I think a lot of Republicans, at least from where I come from, think that Democrats have been trying to impeach Donald Trump for three years. They're trying to put a stain on his record so they can have an influence in the 2020 election. This isn't about truth, this is about politics, and you saw that in the clip you played from Mitch McConnell and in the reference that I just made to what Chuck Schumer said with witnesses from '99 as well.

BERMAN: Charlie, I do wonder that if this becomes a discussion over the next ten days or longer, and it already has become this discussion about what will be admitted and whether or not they will allow witnesses and whether or not they will allow new evidence, this is the ground it seems to me that Democrats would like to fight on for the next few days. This seems to be a point that they're trying to make, yes?

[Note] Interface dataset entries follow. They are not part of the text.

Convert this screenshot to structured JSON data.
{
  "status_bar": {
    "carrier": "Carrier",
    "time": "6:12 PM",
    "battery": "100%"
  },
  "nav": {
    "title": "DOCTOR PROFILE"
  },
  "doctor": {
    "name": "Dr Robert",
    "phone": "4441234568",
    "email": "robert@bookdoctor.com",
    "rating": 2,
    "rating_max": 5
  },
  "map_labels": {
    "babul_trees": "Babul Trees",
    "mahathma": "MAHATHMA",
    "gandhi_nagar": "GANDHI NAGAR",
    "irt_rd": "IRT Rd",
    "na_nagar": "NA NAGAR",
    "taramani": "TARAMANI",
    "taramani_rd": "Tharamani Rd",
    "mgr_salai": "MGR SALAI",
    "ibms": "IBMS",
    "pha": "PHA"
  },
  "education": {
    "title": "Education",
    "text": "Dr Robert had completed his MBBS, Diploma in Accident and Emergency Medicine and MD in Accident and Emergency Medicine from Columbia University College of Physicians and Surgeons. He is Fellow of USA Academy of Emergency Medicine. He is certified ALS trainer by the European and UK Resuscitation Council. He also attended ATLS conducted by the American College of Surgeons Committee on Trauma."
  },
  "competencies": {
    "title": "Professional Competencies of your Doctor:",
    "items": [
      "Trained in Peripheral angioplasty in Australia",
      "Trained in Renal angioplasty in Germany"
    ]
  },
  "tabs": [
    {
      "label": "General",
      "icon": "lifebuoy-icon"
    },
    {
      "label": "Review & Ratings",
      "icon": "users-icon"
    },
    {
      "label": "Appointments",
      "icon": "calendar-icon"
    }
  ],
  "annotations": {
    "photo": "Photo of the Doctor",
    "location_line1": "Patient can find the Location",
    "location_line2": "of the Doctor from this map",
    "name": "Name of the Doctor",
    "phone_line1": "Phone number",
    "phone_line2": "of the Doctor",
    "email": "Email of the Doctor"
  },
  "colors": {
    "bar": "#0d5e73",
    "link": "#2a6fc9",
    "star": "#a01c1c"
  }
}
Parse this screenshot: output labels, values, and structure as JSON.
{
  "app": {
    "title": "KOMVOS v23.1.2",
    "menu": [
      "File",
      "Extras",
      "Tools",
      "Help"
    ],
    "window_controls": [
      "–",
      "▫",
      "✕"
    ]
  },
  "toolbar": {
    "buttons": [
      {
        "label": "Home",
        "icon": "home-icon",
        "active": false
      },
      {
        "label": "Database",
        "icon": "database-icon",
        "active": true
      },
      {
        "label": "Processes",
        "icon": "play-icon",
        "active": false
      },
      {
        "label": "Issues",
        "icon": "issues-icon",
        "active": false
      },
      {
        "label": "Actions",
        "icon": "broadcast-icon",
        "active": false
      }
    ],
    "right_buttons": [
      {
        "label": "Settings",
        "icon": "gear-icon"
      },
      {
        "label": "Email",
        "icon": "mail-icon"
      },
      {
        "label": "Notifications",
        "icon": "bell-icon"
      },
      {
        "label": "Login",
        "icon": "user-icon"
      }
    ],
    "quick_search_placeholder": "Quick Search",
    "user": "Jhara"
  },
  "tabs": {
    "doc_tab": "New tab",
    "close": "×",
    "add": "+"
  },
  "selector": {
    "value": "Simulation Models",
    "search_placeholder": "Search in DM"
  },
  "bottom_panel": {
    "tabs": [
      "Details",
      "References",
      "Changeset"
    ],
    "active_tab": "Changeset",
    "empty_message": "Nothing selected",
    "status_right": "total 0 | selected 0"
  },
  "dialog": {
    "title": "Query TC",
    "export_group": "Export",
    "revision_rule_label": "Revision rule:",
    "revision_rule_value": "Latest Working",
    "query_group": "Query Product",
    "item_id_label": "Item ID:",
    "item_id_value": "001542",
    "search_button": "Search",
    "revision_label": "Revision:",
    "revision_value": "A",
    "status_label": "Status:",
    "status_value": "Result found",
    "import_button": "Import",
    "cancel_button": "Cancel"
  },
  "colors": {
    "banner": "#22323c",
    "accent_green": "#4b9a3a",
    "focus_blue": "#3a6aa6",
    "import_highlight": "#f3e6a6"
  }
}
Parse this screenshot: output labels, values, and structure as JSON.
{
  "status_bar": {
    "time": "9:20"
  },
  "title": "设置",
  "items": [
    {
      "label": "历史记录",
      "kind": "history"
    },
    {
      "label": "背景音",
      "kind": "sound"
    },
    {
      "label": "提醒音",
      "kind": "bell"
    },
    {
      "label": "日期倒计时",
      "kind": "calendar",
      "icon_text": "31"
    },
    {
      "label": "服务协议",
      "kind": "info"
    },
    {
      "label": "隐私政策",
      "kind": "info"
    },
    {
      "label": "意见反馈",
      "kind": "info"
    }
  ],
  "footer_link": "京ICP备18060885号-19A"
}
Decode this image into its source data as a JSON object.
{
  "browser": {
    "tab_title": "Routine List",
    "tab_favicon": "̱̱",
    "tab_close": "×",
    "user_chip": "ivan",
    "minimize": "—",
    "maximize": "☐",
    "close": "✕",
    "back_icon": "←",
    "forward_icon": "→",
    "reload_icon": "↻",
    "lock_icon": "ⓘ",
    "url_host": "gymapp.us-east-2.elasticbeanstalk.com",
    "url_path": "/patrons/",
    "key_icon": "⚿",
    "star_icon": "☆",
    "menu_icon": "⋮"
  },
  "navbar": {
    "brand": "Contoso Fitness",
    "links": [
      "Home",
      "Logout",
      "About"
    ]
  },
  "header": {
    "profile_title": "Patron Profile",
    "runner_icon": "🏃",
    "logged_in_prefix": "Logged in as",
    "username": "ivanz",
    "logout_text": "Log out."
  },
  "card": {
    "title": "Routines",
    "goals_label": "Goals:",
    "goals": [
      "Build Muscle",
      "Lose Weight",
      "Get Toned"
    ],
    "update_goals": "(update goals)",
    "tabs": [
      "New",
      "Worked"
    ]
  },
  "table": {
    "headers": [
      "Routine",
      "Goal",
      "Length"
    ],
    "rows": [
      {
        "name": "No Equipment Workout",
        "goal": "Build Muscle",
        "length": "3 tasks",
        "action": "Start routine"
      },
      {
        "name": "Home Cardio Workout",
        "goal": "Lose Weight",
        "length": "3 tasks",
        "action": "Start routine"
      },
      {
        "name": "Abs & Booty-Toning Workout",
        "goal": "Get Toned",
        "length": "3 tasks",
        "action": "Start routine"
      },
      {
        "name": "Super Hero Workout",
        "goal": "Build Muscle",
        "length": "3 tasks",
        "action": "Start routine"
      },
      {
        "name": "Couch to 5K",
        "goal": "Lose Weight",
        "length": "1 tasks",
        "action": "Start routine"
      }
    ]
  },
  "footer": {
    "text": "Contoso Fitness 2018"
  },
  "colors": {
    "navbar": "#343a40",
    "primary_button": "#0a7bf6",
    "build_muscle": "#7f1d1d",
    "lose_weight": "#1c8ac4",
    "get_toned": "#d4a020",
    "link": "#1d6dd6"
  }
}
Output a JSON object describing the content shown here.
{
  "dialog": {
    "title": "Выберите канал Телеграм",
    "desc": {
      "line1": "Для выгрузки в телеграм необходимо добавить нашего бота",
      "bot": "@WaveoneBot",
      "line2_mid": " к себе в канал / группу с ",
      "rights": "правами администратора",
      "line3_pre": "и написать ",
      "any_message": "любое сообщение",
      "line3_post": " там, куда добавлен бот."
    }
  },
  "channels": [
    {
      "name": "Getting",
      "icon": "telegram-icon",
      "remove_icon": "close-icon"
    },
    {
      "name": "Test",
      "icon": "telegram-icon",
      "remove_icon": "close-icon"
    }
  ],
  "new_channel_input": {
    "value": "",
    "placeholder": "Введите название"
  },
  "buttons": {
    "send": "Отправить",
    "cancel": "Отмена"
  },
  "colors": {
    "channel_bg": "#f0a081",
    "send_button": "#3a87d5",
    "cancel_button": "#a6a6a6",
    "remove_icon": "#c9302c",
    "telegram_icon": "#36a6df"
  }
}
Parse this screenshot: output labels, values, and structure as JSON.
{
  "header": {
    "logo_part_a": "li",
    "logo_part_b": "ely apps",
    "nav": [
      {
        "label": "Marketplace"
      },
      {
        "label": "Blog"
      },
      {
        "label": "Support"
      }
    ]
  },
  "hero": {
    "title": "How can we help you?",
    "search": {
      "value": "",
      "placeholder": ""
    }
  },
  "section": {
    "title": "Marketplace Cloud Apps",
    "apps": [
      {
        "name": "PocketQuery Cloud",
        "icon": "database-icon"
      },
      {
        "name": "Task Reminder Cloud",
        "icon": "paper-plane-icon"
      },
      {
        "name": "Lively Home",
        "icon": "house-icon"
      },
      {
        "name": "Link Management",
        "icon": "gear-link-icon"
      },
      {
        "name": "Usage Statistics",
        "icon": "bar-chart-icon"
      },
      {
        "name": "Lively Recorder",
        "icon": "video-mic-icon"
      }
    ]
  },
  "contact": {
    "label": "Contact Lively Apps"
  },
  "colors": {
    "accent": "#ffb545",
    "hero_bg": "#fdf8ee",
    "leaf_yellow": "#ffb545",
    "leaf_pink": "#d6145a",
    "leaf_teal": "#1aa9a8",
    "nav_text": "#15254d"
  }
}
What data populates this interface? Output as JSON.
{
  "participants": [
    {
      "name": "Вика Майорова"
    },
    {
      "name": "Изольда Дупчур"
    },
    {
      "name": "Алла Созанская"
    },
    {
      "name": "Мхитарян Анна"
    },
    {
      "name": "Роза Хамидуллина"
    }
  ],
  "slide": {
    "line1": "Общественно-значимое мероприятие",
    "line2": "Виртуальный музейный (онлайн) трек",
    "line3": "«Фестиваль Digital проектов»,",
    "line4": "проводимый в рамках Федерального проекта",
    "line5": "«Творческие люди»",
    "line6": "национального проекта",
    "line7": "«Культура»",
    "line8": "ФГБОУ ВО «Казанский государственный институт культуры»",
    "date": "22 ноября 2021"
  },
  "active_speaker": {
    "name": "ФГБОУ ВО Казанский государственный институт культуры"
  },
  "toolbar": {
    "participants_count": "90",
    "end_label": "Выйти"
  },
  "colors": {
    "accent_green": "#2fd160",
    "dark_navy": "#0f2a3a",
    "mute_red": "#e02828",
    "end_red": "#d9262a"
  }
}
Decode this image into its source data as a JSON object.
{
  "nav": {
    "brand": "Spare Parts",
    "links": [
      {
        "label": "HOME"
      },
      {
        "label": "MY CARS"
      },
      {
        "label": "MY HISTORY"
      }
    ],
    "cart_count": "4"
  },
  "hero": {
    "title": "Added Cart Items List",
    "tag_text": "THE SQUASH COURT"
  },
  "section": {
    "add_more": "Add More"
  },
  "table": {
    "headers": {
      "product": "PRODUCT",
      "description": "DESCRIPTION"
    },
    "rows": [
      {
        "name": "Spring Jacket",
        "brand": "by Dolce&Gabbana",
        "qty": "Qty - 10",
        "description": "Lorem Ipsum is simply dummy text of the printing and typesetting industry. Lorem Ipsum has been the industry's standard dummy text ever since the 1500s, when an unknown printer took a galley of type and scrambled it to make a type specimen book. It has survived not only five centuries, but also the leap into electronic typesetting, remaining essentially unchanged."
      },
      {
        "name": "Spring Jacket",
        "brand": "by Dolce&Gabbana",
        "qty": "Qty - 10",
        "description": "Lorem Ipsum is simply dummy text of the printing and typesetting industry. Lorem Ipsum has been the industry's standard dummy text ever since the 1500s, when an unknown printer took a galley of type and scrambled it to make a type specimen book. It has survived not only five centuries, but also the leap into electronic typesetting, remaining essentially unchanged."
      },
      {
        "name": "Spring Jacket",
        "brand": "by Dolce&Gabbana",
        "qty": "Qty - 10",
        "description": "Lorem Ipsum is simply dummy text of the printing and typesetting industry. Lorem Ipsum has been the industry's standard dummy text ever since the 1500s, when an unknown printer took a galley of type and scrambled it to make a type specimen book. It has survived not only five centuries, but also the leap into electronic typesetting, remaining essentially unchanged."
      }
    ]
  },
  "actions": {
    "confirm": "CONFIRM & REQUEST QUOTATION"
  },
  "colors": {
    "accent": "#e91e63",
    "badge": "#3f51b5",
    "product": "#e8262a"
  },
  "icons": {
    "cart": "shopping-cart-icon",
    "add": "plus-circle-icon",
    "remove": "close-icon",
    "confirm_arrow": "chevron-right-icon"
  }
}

DENT: Yes, the Democrats are smart to want to fight this out over substance. Frankly, I don't think the Democrats look very good when they're -- when they argue excessively about procedure because it's so arcane. Nobody understands it. It makes your hair hurt. Nobody really cares that much. But I think they're on much better ground when they're talking substance.

Now, to be fair, you know, the Democrats, you know, they rushed this thing in the House. We all know this. They had an arbitrary deadline of Christmas and the Senate Republicans are rushing this thing to meet the State of the Union deadline. But to the extent that they're focused on substance, I think the Democrats are prevailing and I think they're making a very compelling case for witnesses.

And also to be fair, look, you know, the White House certainly did stonewall. They certainly did stonewall witnesses from coming forward over there. But at the same time, I think Sean Duffy is correct, that the Democrats didn't want to fight the privilege battles and now they expect the Republicans to do it. So, bottom line is, they need a -- they should have had a negotiated agreement on witnesses and then we could move on.

BERMAN: Hey, Congressman Duffy, if you bumped into John Bolton on the street or at a cocktail party, would you ask him what he knew or what he saw? Wouldn't you be curious about what he could tell us about what happened behind the scenes and whether he could inform this discussion about what the president did and why?

DUFFY: No, listen, I'm not -- I -- no, I don't think that John Bolton really plays into the fact narrative. And if he did, Adam Schiff would have called him.

BERMAN: He did. He did.

DUFFY: He would have subpoenaed him. He would have brought him in.

BERMAN: No, no, but he called him. He called him.

DUFFY: He didn't -- he --

BERMAN: He -- he called him.

DENT: Why did he call it a drug deal?


DENT: Yes, why did he call it a drug deal?

DUFFY: So -- what -- so -- so Charlie and I both --

DENT: Why run to the lawyers?

DUFFY: Charlie and I both know, we were House members, it's frustrating. We've called, in the Obama administration in to provide us evidence, to provide us witnesses, and they claimed executive privilege. And when we wanted to push back on Obama, we went to the courts. Fast and Furious was a perfect example. This is the way the system works.

BERMAN: All right.


DUFFY: And you wanted a John Bolton, if you want a Mick Mulvaney, go to the courts and make that decision yourself and fight that battle there, not now in the Senate.

BERMAN: All right.

DUFFY: Where it's going to turn into a --

BERMAN: Congressman